• From the scene of injury the patient is transported on a board with the head
and neck maintained in alignment with the axis of the body
• Use cervical collar until spinal cord injury is ruled out
• Secondary Injury – injury to the brain subsequent to the original traumatic
event
• Treatment includes ventilatory support, seizure prevention, fluid and
electrolyte maintenance, nutritional support, and pain and anxiety
management

III. SPINAL CORD INJURY


• SCI is an injury to the spinal cord, vertebral column, supporting soft tissue, or
intervertebral disks caused by trauma
• The vertebrae most frequently involved in SCI are the C5, C6, C7, T12, and
L1. These vertebrae are most susceptible because there is a greater range of
mobility in the vertebra column in these areas

2 Categories of SCI
• Primary injuries – result of the initial insult or trauma and are usually
permanent
• Secondary injuries – the result of a contusion or tear injury in which the nerve
fibers begins to swell and disintegrate.

Clinical Manifestations
Types of Injury
• Incomplete spinal cord lesion
• Complete spinal cord lesion
1. Paraplegia – paralysis of the lower body
2. Quadriplegia – paralysis of all four extremities

Effects of SCI
• Central Cord Syndrome
- Motor deficits in the upper extremities, bowel or bladder dysfunction.
- Caused by injury or edema of the central cord, usually of the cervical area

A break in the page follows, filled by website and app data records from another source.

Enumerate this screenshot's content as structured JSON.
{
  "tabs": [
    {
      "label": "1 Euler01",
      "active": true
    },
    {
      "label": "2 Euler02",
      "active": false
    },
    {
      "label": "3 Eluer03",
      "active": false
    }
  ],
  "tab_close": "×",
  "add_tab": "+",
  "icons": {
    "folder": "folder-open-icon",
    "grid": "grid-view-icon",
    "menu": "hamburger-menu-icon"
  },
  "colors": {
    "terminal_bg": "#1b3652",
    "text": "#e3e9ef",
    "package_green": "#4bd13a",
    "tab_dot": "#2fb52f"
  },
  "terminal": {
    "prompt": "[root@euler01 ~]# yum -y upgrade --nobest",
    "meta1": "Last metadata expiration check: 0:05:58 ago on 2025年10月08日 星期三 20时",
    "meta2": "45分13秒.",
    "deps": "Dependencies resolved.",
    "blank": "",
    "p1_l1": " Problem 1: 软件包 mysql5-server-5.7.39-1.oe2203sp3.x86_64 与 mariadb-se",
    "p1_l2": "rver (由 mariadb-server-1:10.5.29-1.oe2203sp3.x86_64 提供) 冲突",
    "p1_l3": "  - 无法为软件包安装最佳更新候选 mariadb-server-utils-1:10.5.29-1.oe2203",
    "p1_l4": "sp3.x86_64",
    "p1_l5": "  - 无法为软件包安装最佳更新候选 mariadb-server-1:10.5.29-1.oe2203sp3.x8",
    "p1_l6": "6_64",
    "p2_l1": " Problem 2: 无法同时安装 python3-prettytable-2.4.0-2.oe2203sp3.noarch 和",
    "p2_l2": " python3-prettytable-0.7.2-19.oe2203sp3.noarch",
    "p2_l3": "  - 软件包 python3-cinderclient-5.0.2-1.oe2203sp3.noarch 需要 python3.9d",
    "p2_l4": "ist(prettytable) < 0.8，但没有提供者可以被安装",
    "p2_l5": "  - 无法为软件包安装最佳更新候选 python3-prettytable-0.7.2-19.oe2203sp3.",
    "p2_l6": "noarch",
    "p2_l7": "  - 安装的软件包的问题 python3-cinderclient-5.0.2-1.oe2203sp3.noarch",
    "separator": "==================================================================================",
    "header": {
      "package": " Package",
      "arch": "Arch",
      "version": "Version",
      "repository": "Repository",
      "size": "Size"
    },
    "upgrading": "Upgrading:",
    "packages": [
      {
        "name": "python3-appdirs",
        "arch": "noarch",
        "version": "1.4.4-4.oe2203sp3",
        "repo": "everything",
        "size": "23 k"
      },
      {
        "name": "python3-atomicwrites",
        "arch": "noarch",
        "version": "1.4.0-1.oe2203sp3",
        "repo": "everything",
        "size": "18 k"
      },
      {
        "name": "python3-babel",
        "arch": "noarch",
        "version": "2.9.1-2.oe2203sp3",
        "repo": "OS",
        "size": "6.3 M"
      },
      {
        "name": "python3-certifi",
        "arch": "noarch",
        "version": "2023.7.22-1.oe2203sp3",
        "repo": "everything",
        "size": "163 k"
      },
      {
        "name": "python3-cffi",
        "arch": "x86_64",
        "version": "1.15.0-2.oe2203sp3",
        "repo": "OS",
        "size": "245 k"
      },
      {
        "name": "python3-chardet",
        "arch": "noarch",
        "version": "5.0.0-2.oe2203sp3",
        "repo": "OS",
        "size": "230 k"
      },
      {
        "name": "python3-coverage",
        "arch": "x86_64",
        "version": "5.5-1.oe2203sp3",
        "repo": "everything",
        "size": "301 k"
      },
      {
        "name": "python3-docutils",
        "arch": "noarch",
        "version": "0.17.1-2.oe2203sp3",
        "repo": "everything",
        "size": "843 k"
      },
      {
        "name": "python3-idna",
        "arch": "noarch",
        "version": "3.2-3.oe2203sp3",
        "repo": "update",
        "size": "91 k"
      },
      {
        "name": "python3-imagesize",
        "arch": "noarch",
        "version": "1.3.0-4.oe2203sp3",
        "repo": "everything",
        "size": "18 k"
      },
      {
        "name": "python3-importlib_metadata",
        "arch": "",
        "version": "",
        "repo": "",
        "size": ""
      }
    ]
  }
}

• Anterior Cord Syndrome


- Loss of pain, temperature, and motor function is noted below the level of the
lesion with preservation of position, vibration, and touch sense.
- Caused by acute disk herniation or hyperflexion injuries
- May also occur as a result of injury to the anterior spinal artery, which
supplies the anterior two-thirds of the spinal cord

• Brown – Sequard Syndrome (Lateral Cord Syndrome)


- Ipsilateral paralysis or paresis
- Loss of pain and temperature sensation on opposite side
- Loss of voluntary motor control on the same side as the cord damage
- Caused by transverse hemisection of the cord

Assessment and Diagnostic Findings


• Diagnostic x-rays and CT scanning are performed initially
• Continuous electrocardiographic monitoring

Emergency Management
• Initial care must include rapid assessment, immobilization, extrication,
stabilization or control of life-threatening injuries, and transportation to the
most appropriate medical facility
• At the scene of injury, the patient must be immobilized on a spinal board,
with head and neck in neutral position
• Control patient’s head to prevent flexion, rotation, or extension
• Patient must always be maintained in extended positon

Management of Spinal Cord Injuries (Acute Phase)


• High dose Corticosteroids – to improve motor and sensory outcomes
• Administer oxygen to maintain a high arterial PO2
• Skeletal fracture reduction and traction
• Halo vest – A lightweight vest with an attached halo tat stabilizes the cervical
spine
• Surgical management, if: there’s compression of the cord, unstable vertebral
body, wound penetrates the cord, there are bony fragments in the spinal canal,
neurologic status is deteriorating

Management of Complications of SCI


• Spinal and Neurogenic Shock – close observation is required for early
detection of an abrupt onset of fever
• Deep Vein Thrombosis – low-dose anticoagulation is initiated, along with
thigh-high elastic compression stockings
• Other respiratory complications and autonomic dysreflexia